You got any sort of how-to on your set-up? I already have a decent compressor, and a paint bucket is easy to find, considering my brother works in the auto coatings industry.

yup, it's easy peazy  :)

I attached tire valve to the lid of my paint pot, and I have a nozzle that clamps on to that from my air compressor..  On the inside of the lid I epoxied a scrap piece of plastic to just inside the air intake.. so the air doesn't shoot straight down into the mold.

All I do is pour the RTV, or resin, place it in the pot, screw the top down, and attach the compressor.  Now, typically you'd just pressurize it and leave it.. but since mine leaks a bit, I keep the compressor hooked up.

On my compressor I just adjust the output pressure to be 40psi, that way it keeps a constant 40psi in the pot. 
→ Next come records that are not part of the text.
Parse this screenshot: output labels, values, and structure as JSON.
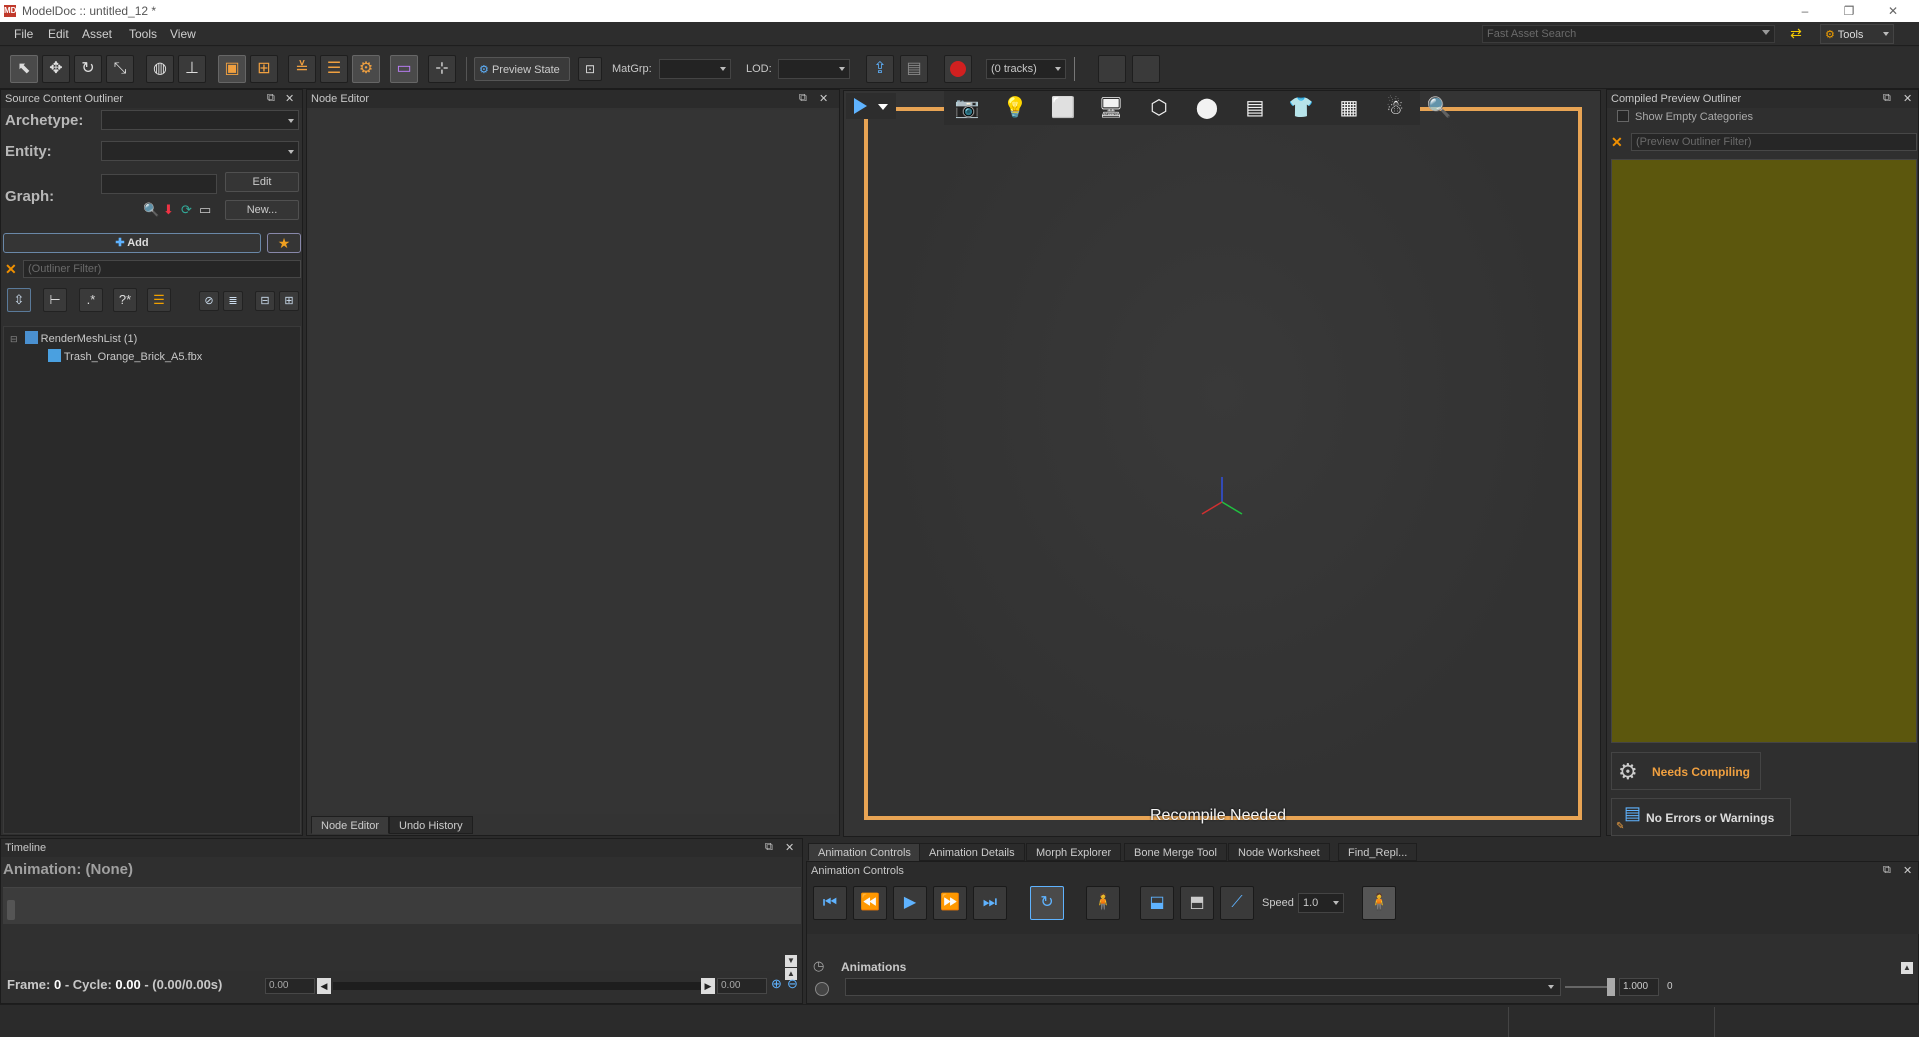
{
  "window": {
    "logo_text": "MD",
    "title": "ModelDoc :: untitled_12 *",
    "minimize": "–",
    "maximize": "❐",
    "close": "✕"
  },
  "menu": {
    "items": [
      "File",
      "Edit",
      "Asset",
      "Tools",
      "View"
    ],
    "fast_search_placeholder": "Fast Asset Search",
    "tools_label": "Tools"
  },
  "toolbar": {
    "preview_state_label": "Preview State",
    "matgrp_label": "MatGrp:",
    "matgrp_value": "",
    "lod_label": "LOD:",
    "lod_value": "",
    "tracks_value": "(0 tracks)"
  },
  "source_outliner": {
    "title": "Source Content Outliner",
    "archetype_label": "Archetype:",
    "entity_label": "Entity:",
    "graph_label": "Graph:",
    "edit_label": "Edit",
    "new_label": "New...",
    "add_label": "Add",
    "filter_placeholder": "(Outliner Filter)",
    "tree": [
      {
        "label": "RenderMeshList (1)",
        "depth": 0
      },
      {
        "label": "Trash_Orange_Brick_A5.fbx",
        "depth": 1
      }
    ]
  },
  "node_editor": {
    "title": "Node Editor",
    "tabs": [
      "Node Editor",
      "Undo History"
    ]
  },
  "viewport": {
    "recompile_text": "Recompile Needed"
  },
  "compiled_outliner": {
    "title": "Compiled Preview Outliner",
    "show_empty_label": "Show Empty Categories",
    "filter_placeholder": "(Preview Outliner Filter)",
    "needs_compiling_label": "Needs Compiling",
    "no_errors_label": "No Errors or Warnings"
  },
  "timeline": {
    "title": "Timeline",
    "animation_label": "Animation: (None)",
    "frame_text_prefix": "Frame: ",
    "frame_value": "0",
    "cycle_prefix": " - Cycle: ",
    "cycle_value": "0.00",
    "range_text": " - (0.00/0.00s)",
    "start_value": "0.00",
    "end_value": "0.00"
  },
  "bottom_tabs": [
    "Animation Controls",
    "Animation Details",
    "Morph Explorer",
    "Bone Merge Tool",
    "Node Worksheet",
    "Find_Repl..."
  ],
  "animation_controls": {
    "title": "Animation Controls",
    "speed_label": "Speed",
    "speed_value": "1.0",
    "animations_label": "Animations",
    "weight_value": "1.000",
    "weight_index": "0"
  },
  "colors": {
    "viewport_border": "#e8a454",
    "compiled_bg": "#5c570d",
    "accent_blue": "#5fb3ff"
  }
}
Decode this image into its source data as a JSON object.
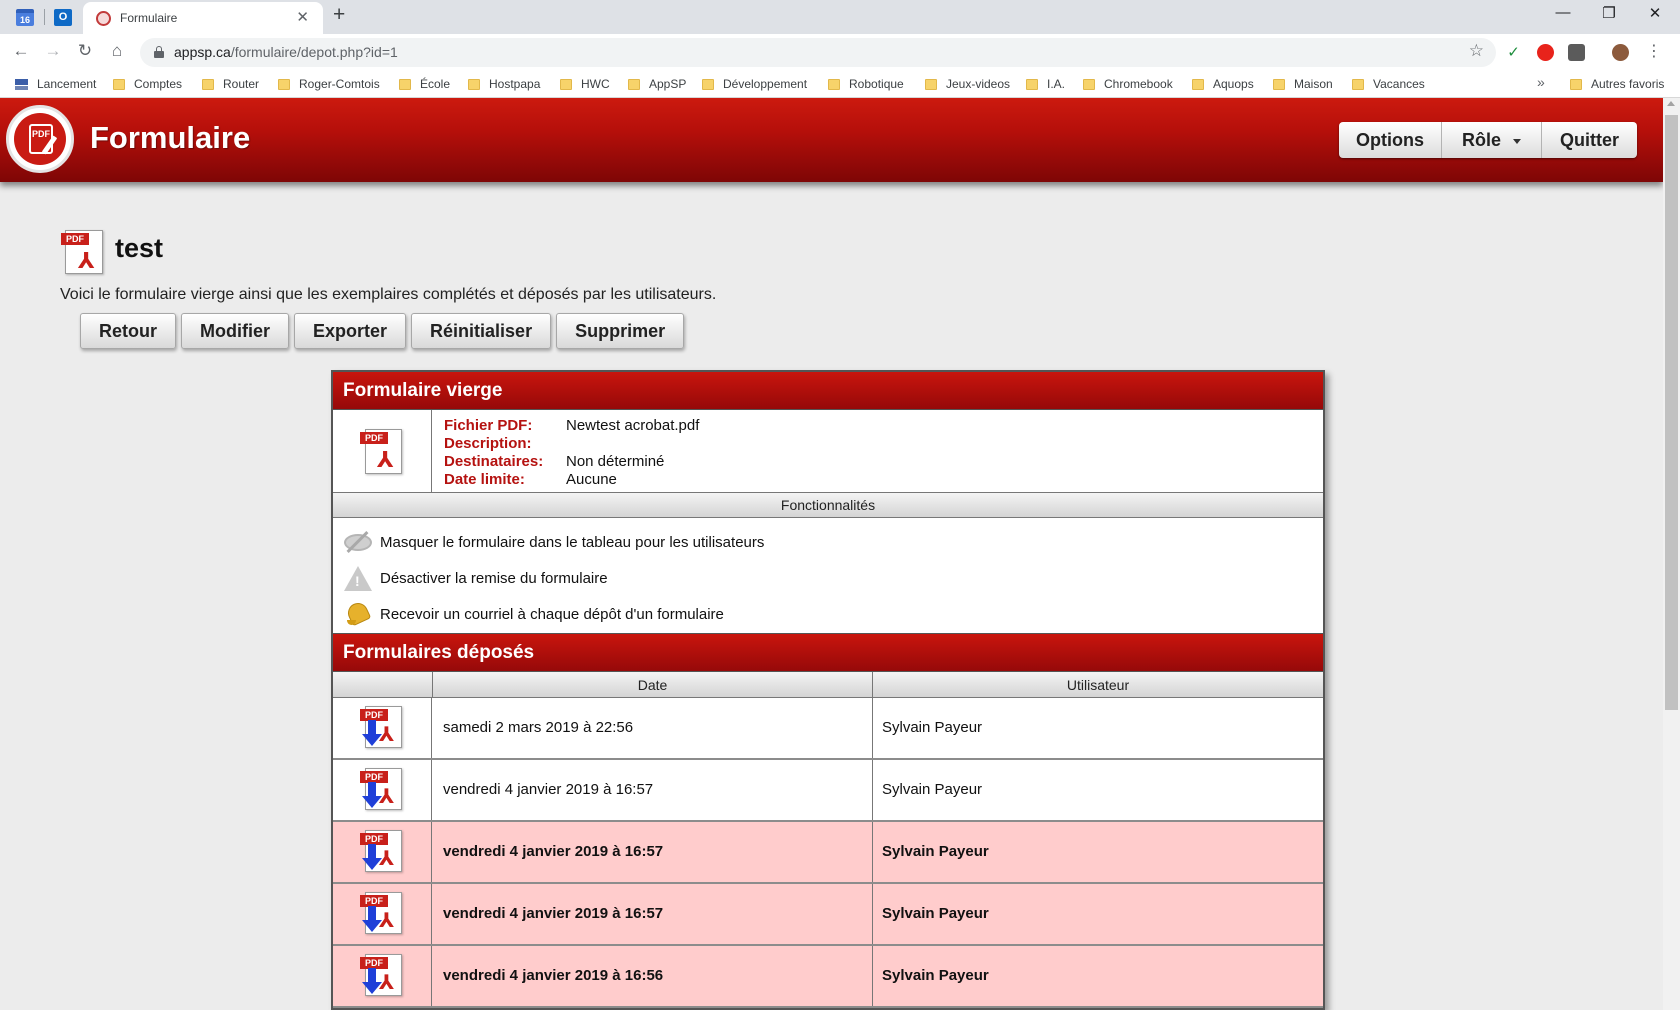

here's how things look:



and with the compressor attached: